- REQUIREMENT:
Each entry below should be output exactly, apart from its images.

**** RAW DATA ****

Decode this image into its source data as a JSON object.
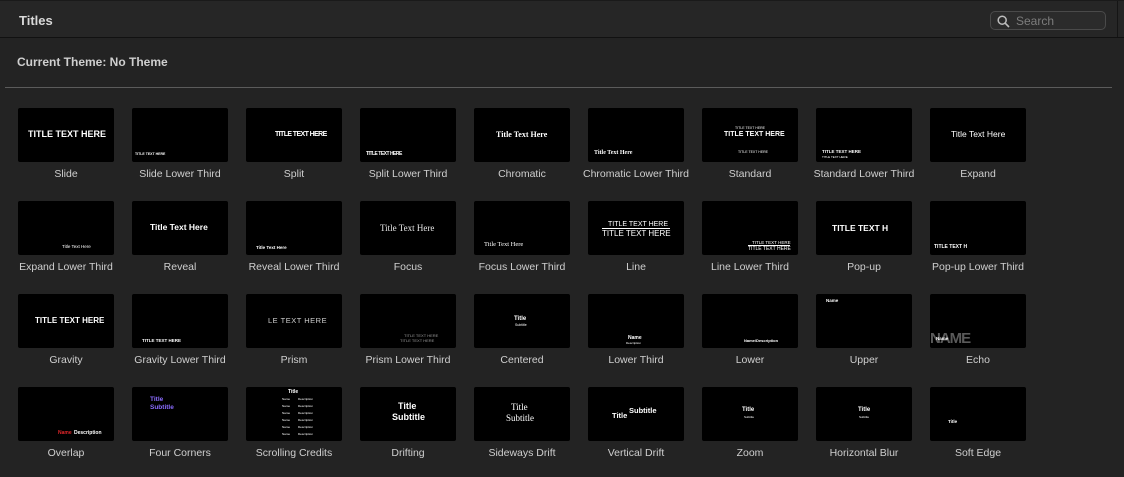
{
  "header": {
    "title": "Titles"
  },
  "search": {
    "placeholder": "Search"
  },
  "theme": {
    "label": "Current Theme: No Theme"
  },
  "titles": [
    {
      "name": "Slide",
      "preview": "TITLE TEXT HERE"
    },
    {
      "name": "Slide Lower Third",
      "preview": "TITLE TEXT HERE"
    },
    {
      "name": "Split",
      "preview": "TITLE TEXT HERE"
    },
    {
      "name": "Split Lower Third",
      "preview": "TITLE TEXT HERE"
    },
    {
      "name": "Chromatic",
      "preview": "Title Text Here"
    },
    {
      "name": "Chromatic Lower Third",
      "preview": "Title Text Here"
    },
    {
      "name": "Standard",
      "preview": "TITLE TEXT HERE"
    },
    {
      "name": "Standard Lower Third",
      "preview": "TITLE TEXT HERE"
    },
    {
      "name": "Expand",
      "preview": "Title Text Here"
    },
    {
      "name": "Expand Lower Third",
      "preview": "Title Text Here"
    },
    {
      "name": "Reveal",
      "preview": "Title Text Here"
    },
    {
      "name": "Reveal Lower Third",
      "preview": "Title Text Here"
    },
    {
      "name": "Focus",
      "preview": "Title Text Here"
    },
    {
      "name": "Focus Lower Third",
      "preview": "Title Text Here"
    },
    {
      "name": "Line",
      "preview": "TITLE TEXT HERE"
    },
    {
      "name": "Line Lower Third",
      "preview": "TITLE TEXT HERE"
    },
    {
      "name": "Pop-up",
      "preview": "TITLE TEXT H"
    },
    {
      "name": "Pop-up Lower Third",
      "preview": "TITLE TEXT H"
    },
    {
      "name": "Gravity",
      "preview": "TITLE TEXT HERE"
    },
    {
      "name": "Gravity Lower Third",
      "preview": "TITLE TEXT HERE"
    },
    {
      "name": "Prism",
      "preview": "LE TEXT HERE"
    },
    {
      "name": "Prism Lower Third",
      "preview": "TITLE TEXT HERE"
    },
    {
      "name": "Centered",
      "preview": "Title"
    },
    {
      "name": "Lower Third",
      "preview": "Name"
    },
    {
      "name": "Lower",
      "preview": "Name/Description"
    },
    {
      "name": "Upper",
      "preview": "Name"
    },
    {
      "name": "Echo",
      "preview": "NAME"
    },
    {
      "name": "Overlap",
      "preview": "Description"
    },
    {
      "name": "Four Corners",
      "preview": "Title"
    },
    {
      "name": "Scrolling Credits",
      "preview": "Title"
    },
    {
      "name": "Drifting",
      "preview": "Title"
    },
    {
      "name": "Sideways Drift",
      "preview": "Title"
    },
    {
      "name": "Vertical Drift",
      "preview": "Title"
    },
    {
      "name": "Zoom",
      "preview": "Title"
    },
    {
      "name": "Horizontal Blur",
      "preview": "Title"
    },
    {
      "name": "Soft Edge",
      "preview": "Title"
    }
  ],
  "preview_subs": {
    "subtitle": "Subtitle",
    "name": "Name",
    "description": "Description"
  },
  "colors": {
    "background": "#232323",
    "accent_purple": "#8a6cff",
    "accent_red": "#e0262a"
  }
}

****

- ANSWER FOR THIS EXERCISE:
Decode this image into its source data as a JSON object.
{
  "header": {
    "title": "Titles"
  },
  "search": {
    "placeholder": "Search"
  },
  "theme": {
    "label": "Current Theme: No Theme"
  },
  "titles": [
    {
      "name": "Slide",
      "preview": "TITLE TEXT HERE"
    },
    {
      "name": "Slide Lower Third",
      "preview": "TITLE TEXT HERE"
    },
    {
      "name": "Split",
      "preview": "TITLE TEXT HERE"
    },
    {
      "name": "Split Lower Third",
      "preview": "TITLE TEXT HERE"
    },
    {
      "name": "Chromatic",
      "preview": "Title Text Here"
    },
    {
      "name": "Chromatic Lower Third",
      "preview": "Title Text Here"
    },
    {
      "name": "Standard",
      "preview": "TITLE TEXT HERE"
    },
    {
      "name": "Standard Lower Third",
      "preview": "TITLE TEXT HERE"
    },
    {
      "name": "Expand",
      "preview": "Title Text Here"
    },
    {
      "name": "Expand Lower Third",
      "preview": "Title Text Here"
    },
    {
      "name": "Reveal",
      "preview": "Title Text Here"
    },
    {
      "name": "Reveal Lower Third",
      "preview": "Title Text Here"
    },
    {
      "name": "Focus",
      "preview": "Title Text Here"
    },
    {
      "name": "Focus Lower Third",
      "preview": "Title Text Here"
    },
    {
      "name": "Line",
      "preview": "TITLE TEXT HERE"
    },
    {
      "name": "Line Lower Third",
      "preview": "TITLE TEXT HERE"
    },
    {
      "name": "Pop-up",
      "preview": "TITLE TEXT H"
    },
    {
      "name": "Pop-up Lower Third",
      "preview": "TITLE TEXT H"
    },
    {
      "name": "Gravity",
      "preview": "TITLE TEXT HERE"
    },
    {
      "name": "Gravity Lower Third",
      "preview": "TITLE TEXT HERE"
    },
    {
      "name": "Prism",
      "preview": "LE TEXT HERE"
    },
    {
      "name": "Prism Lower Third",
      "preview": "TITLE TEXT HERE"
    },
    {
      "name": "Centered",
      "preview": "Title"
    },
    {
      "name": "Lower Third",
      "preview": "Name"
    },
    {
      "name": "Lower",
      "preview": "Name/Description"
    },
    {
      "name": "Upper",
      "preview": "Name"
    },
    {
      "name": "Echo",
      "preview": "NAME"
    },
    {
      "name": "Overlap",
      "preview": "Description"
    },
    {
      "name": "Four Corners",
      "preview": "Title"
    },
    {
      "name": "Scrolling Credits",
      "preview": "Title"
    },
    {
      "name": "Drifting",
      "preview": "Title"
    },
    {
      "name": "Sideways Drift",
      "preview": "Title"
    },
    {
      "name": "Vertical Drift",
      "preview": "Title"
    },
    {
      "name": "Zoom",
      "preview": "Title"
    },
    {
      "name": "Horizontal Blur",
      "preview": "Title"
    },
    {
      "name": "Soft Edge",
      "preview": "Title"
    }
  ],
  "preview_subs": {
    "subtitle": "Subtitle",
    "name": "Name",
    "description": "Description"
  },
  "colors": {
    "background": "#232323",
    "accent_purple": "#8a6cff",
    "accent_red": "#e0262a"
  }
}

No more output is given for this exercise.